=== Record extracts ===
##############################

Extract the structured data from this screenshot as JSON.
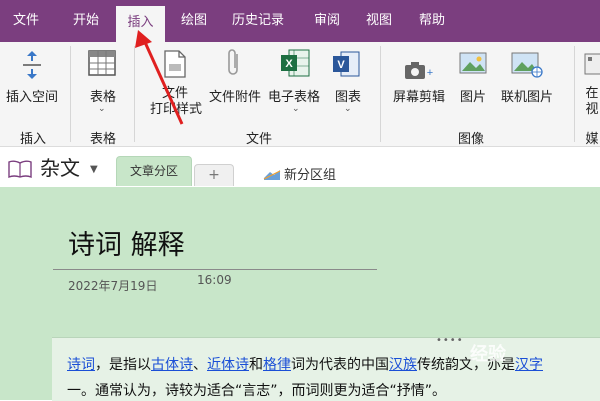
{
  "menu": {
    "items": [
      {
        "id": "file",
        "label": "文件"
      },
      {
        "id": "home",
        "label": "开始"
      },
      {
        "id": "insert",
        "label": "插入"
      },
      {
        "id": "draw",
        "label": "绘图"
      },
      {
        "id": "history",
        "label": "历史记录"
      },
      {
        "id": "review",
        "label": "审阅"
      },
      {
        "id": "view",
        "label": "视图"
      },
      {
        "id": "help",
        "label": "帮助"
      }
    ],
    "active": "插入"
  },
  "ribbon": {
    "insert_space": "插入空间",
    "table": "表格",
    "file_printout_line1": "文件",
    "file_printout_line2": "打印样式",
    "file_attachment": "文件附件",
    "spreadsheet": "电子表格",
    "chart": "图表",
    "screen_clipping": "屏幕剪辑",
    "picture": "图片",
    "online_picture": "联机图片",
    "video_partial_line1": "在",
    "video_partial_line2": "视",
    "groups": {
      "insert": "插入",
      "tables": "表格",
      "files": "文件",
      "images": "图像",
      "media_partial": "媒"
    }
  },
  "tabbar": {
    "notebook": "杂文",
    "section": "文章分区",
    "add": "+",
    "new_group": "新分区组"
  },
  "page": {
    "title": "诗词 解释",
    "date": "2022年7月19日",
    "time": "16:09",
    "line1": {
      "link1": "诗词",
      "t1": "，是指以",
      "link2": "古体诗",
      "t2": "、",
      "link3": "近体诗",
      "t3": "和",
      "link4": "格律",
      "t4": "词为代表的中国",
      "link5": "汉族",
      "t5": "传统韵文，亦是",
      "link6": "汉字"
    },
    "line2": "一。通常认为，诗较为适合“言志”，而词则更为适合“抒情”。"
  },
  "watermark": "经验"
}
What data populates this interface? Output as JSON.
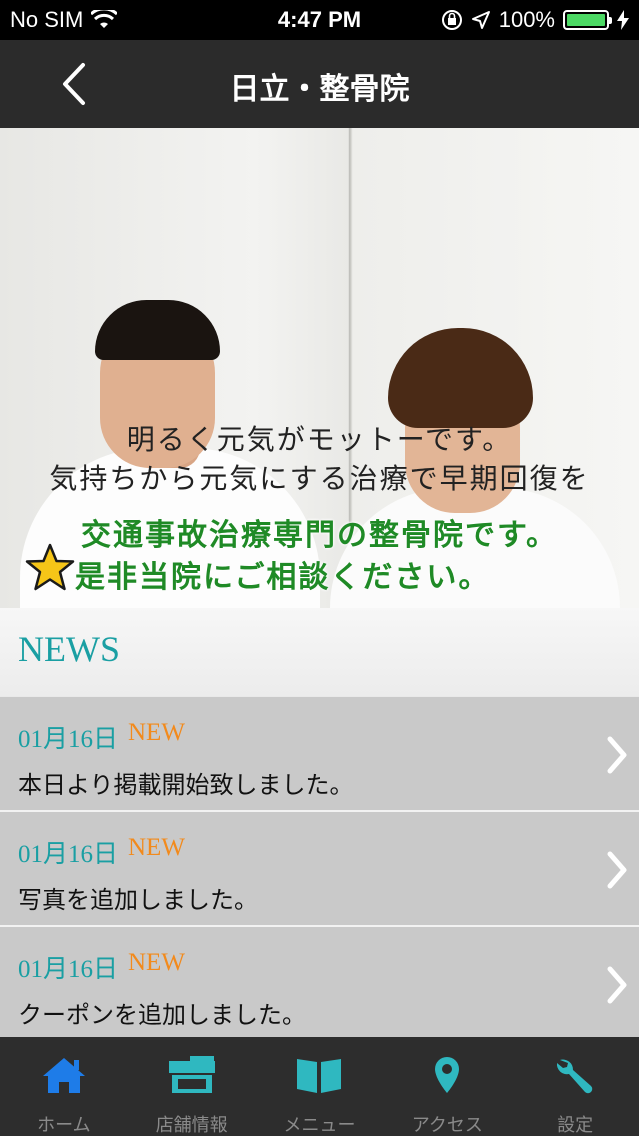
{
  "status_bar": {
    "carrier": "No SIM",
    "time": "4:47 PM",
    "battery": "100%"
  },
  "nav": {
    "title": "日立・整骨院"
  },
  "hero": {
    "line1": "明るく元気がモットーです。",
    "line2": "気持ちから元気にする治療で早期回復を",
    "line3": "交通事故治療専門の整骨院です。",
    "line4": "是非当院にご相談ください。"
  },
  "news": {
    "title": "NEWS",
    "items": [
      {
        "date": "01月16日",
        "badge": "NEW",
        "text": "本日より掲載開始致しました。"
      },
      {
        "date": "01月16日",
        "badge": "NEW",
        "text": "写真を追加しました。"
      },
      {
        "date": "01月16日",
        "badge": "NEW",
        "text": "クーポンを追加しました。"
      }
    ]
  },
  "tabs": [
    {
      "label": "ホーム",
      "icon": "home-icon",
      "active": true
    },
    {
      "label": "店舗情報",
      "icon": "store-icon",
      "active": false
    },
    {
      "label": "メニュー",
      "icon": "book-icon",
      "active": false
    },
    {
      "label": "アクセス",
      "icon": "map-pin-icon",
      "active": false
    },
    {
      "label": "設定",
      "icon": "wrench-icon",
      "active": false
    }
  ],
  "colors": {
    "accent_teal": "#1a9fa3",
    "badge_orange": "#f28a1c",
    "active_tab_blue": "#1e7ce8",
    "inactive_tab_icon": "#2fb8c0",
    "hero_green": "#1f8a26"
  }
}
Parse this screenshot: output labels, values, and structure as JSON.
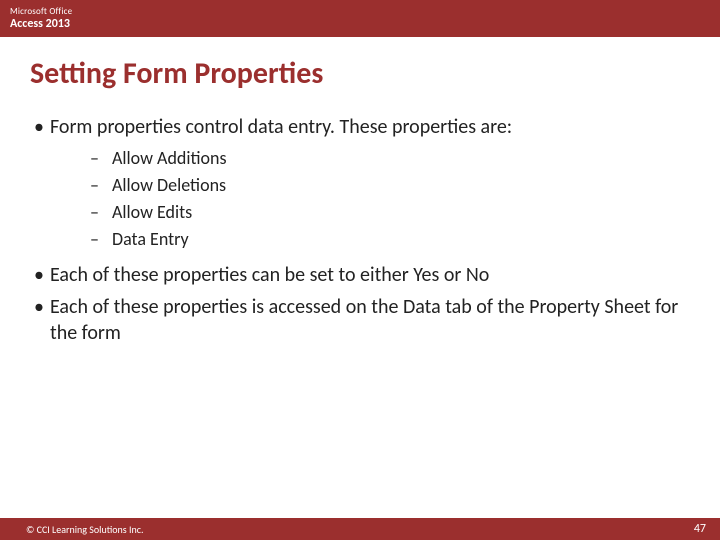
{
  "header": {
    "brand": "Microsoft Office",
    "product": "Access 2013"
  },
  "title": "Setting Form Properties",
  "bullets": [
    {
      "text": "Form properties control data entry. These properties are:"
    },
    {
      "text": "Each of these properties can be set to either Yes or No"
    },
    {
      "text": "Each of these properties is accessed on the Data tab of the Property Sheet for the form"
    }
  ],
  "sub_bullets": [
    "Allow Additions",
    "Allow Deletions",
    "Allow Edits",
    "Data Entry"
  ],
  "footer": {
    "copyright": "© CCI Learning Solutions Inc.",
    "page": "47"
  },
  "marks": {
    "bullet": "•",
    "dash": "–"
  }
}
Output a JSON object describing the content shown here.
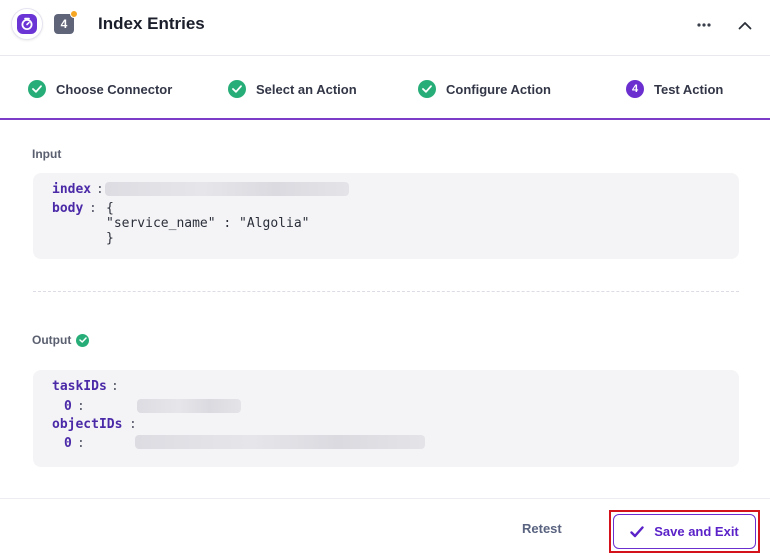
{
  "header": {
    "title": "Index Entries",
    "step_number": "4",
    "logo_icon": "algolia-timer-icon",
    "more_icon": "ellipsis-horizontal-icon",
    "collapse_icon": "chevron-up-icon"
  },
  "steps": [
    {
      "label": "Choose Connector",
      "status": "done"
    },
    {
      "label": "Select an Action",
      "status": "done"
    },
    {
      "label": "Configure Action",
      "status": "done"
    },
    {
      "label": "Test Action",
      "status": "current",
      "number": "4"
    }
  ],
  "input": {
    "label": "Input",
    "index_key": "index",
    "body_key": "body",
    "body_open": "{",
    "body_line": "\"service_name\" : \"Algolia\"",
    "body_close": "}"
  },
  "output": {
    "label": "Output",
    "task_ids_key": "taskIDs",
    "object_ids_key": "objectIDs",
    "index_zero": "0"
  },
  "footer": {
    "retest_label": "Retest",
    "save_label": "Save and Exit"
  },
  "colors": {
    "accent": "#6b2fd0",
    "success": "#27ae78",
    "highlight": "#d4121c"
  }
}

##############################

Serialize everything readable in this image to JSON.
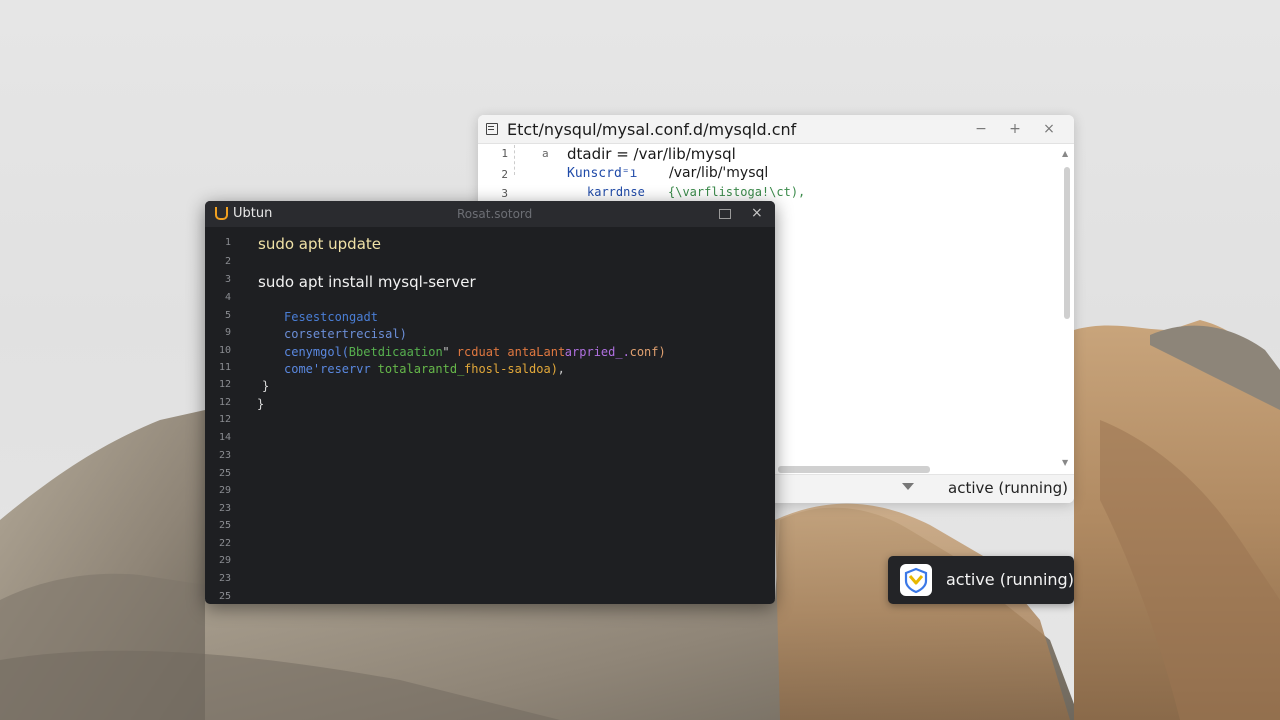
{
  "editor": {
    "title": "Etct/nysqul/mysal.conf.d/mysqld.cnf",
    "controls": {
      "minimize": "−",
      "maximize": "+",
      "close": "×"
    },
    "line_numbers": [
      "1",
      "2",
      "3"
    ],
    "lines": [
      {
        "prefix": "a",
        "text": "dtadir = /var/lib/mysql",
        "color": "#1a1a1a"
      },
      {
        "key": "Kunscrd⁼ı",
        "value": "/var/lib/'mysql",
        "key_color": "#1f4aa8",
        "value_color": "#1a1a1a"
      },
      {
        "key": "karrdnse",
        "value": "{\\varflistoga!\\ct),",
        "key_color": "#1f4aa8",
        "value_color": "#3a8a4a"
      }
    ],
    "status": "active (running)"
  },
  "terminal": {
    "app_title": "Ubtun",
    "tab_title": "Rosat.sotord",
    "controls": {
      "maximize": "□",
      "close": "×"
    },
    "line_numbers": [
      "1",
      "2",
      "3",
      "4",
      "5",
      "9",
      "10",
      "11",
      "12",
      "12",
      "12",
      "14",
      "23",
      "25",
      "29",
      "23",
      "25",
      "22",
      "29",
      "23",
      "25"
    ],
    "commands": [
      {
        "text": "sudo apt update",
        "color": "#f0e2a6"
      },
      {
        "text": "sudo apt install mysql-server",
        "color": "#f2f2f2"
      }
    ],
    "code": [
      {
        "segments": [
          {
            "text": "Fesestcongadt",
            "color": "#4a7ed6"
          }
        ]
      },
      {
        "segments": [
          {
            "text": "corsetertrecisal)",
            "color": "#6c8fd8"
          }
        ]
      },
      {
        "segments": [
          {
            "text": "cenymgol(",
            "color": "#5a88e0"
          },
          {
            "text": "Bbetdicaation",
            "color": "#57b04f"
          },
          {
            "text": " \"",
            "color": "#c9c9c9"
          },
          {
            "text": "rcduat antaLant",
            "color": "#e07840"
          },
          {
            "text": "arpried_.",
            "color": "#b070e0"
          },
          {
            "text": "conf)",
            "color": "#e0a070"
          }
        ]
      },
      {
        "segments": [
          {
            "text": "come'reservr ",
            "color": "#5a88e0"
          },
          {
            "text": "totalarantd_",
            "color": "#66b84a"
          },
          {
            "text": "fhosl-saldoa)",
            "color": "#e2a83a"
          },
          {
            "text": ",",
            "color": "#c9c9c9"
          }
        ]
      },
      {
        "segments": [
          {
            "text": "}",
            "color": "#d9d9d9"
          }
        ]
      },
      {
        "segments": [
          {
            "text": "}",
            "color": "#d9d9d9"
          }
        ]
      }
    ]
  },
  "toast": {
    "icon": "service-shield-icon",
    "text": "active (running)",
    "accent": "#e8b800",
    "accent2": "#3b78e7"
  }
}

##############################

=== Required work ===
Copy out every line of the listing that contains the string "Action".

=== Expected answer ===
      "label": "Select an Action",
      "label": "Configure Action",
      "label": "Test Action",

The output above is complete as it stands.